As the spin-room packs up after the only TV debate the PM will take part in, what has really changed? The candidates were prepped for weeks, even Natalie Bennett remembered her talking points, each will have gotten something from the debate. Cameron got to look Prime Ministerial, Miliband looked a lot better than the he does when eating a bacon sandwich, Farage confirmed his Marmite status, fervently liked and disliked, Sturgeon really showed her mettle. Clegg was reasonable, Leanne Wood will have made them proud back in Wales. The spin-doctors will highlight where their candidate won on the issues, satisfied at least that their candidate didn’t screw up.
On the numbers there was a great deal of variation between the pollsters on the key question of who won the debate? Leaving out the also rans of Clegg, Bennett and Wood the pollsters really differed – ICM said Miliband shaded it on 25% and Sturgeon came fourth after Cameron and Farage, YouGov had it in exactly the opposite order with Sturgeon first, followed by Farage, Cameron and then Miliband on only 15%. The double digit difference between first and fourth place and the exact reversing of the order does nothing for the collective credibility of pollsters.
In these circumstances is averaging the poll results really meaningful? There was more clarity with the issue based polling which confirmed what we already know; Cameron is a clear winner on the economy, Miliband wins on the NHS and Farage wins on immigration. No news…

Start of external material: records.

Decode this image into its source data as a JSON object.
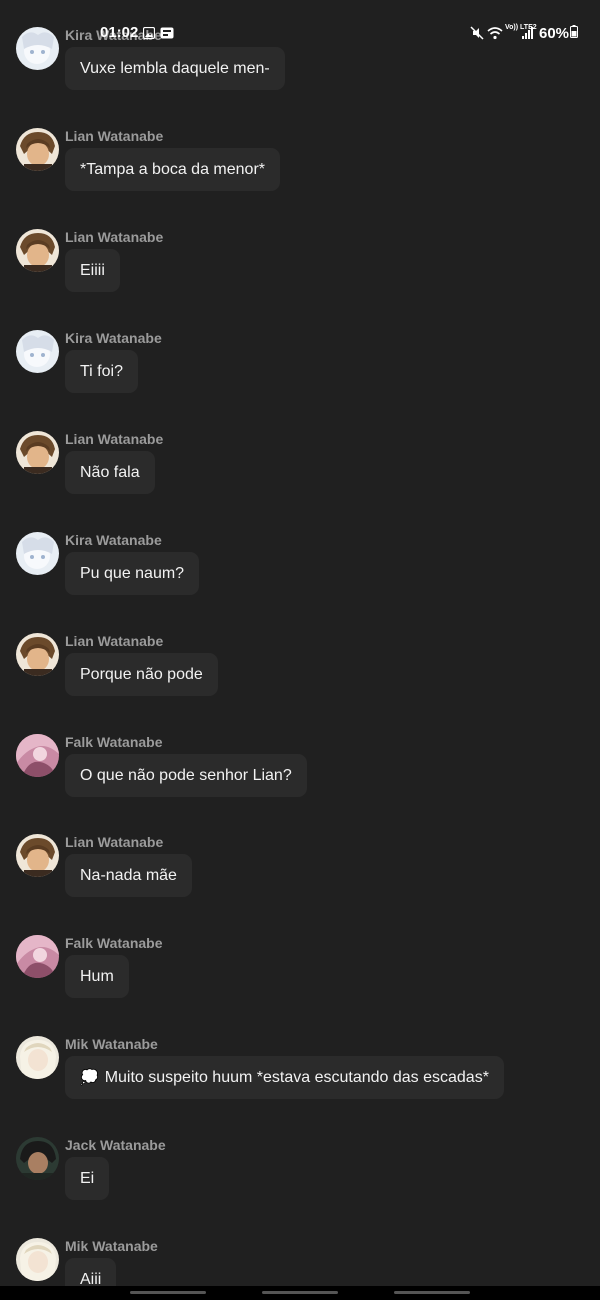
{
  "status_bar": {
    "time": "01:02",
    "battery": "60%",
    "network_label": "Vo)) LTE2"
  },
  "messages": [
    {
      "sender": "Kira Watanabe",
      "text": "Vuxe lembla daquele men-",
      "avatar": "kira"
    },
    {
      "sender": "Lian Watanabe",
      "text": "*Tampa a boca da menor*",
      "avatar": "lian"
    },
    {
      "sender": "Lian Watanabe",
      "text": "Eiiii",
      "avatar": "lian"
    },
    {
      "sender": "Kira Watanabe",
      "text": "Ti foi?",
      "avatar": "kira"
    },
    {
      "sender": "Lian Watanabe",
      "text": "Não fala",
      "avatar": "lian"
    },
    {
      "sender": "Kira Watanabe",
      "text": "Pu que naum?",
      "avatar": "kira"
    },
    {
      "sender": "Lian Watanabe",
      "text": "Porque não pode",
      "avatar": "lian"
    },
    {
      "sender": "Falk Watanabe",
      "text": "O que não pode senhor Lian?",
      "avatar": "falk"
    },
    {
      "sender": "Lian Watanabe",
      "text": "Na-nada mãe",
      "avatar": "lian"
    },
    {
      "sender": "Falk Watanabe",
      "text": "Hum",
      "avatar": "falk"
    },
    {
      "sender": "Mik Watanabe",
      "text": "Muito suspeito huum *estava escutando das escadas*",
      "avatar": "mik",
      "prefix_icon": "thought-bubble-icon"
    },
    {
      "sender": "Jack Watanabe",
      "text": "Ei",
      "avatar": "jack"
    },
    {
      "sender": "Mik Watanabe",
      "text": "Aiii",
      "avatar": "mik"
    }
  ],
  "colors": {
    "background": "#202020",
    "bubble": "#2b2b2b",
    "sender_text": "#9b9b9b",
    "message_text": "#f2f2f2"
  }
}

Did the TV debate enhance democracy? Last night two-thirds of TV viewers didn’t even care enough to watch the TV show that the political class has obsessed over for months. With only 7 million viewers it had a million fewer viewers than that other exemplar of participatory democracy, The Voice.